Thursday, June 13, 2013

Aaron Gilmore has a point

Former MP Aaron Gilmore has discovered blogging. And his most recent post poses a very good question; check this out:

So Trevor hassles me on being rude to a barman after a dinner after a lawyer alleges a whole lot more, but then Trevor threatens one of NZ’s most Senior Policeman’s job in front of a group in Parliament?
http://www.stuff.co.nz/national/politics/8786881/Drama-at-select-committee
So is Trevor going to be hounded out of Parliament by the media on this? Or is there one set of rules for some.

You have to admit that Gilmore has a point. Both the former MP and the current MP seemed to use their positions to "heavy" someone. Mr Mallard's infringement however is of more significance, given that it took place in a select committee room, in full public view.

Patrick Gower is now regarded as the ex-officio Leader of the Pack in the parliamentary press gallery. We look forward to the stakeouts of places likely to be inhabited by Mr Mallard, the tearful press conference and ultimately the resignation speech as the media applies the blowtorch to the veteran MP in the way that they did to the junior list MP, led by Mr Gower.

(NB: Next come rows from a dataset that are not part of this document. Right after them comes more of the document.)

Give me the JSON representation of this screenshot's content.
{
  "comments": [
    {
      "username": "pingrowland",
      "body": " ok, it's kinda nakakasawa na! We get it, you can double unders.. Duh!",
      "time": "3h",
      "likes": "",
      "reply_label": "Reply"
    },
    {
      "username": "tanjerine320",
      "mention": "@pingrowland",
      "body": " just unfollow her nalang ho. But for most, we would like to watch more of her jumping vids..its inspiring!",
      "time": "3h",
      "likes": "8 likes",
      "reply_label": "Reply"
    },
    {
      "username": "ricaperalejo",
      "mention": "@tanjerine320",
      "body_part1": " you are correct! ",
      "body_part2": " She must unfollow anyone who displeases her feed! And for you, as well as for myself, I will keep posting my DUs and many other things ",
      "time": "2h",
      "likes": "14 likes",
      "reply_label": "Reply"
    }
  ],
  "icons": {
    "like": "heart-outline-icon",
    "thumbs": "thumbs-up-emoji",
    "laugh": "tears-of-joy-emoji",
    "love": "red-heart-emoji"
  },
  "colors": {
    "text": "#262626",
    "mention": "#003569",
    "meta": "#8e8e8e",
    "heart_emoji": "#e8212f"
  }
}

After all, sauce for the goose and all that...

 

3 comments:

bsprout said...

Gilmour was rude to a waiter because he was being egotistical and arrogant as well as being drunk.

Mallard (who I normally wouldn't defend because he was responsible for a disastrous Invercargill schooling review) was being blocked from questioning a potential Police Commissioner who had shown a severe and indefensible lack of judgement.

lofty said...

The watermelon apologist sure has a thin skin........a real watermelon normally has a very thick rind.

I know, lets have an inquisition into how and what people can abandon cannot say at the funeral of a colleague.

No no lets make it law.

bsprout said...

Sorry Lofty, you don't get it. This wasn't just anybody speaking at somebody's funeral, this was the Deputy Commissioner speaking on behalf of the police calling a corrupt cop "a police officer whose integrity was beyond reproach."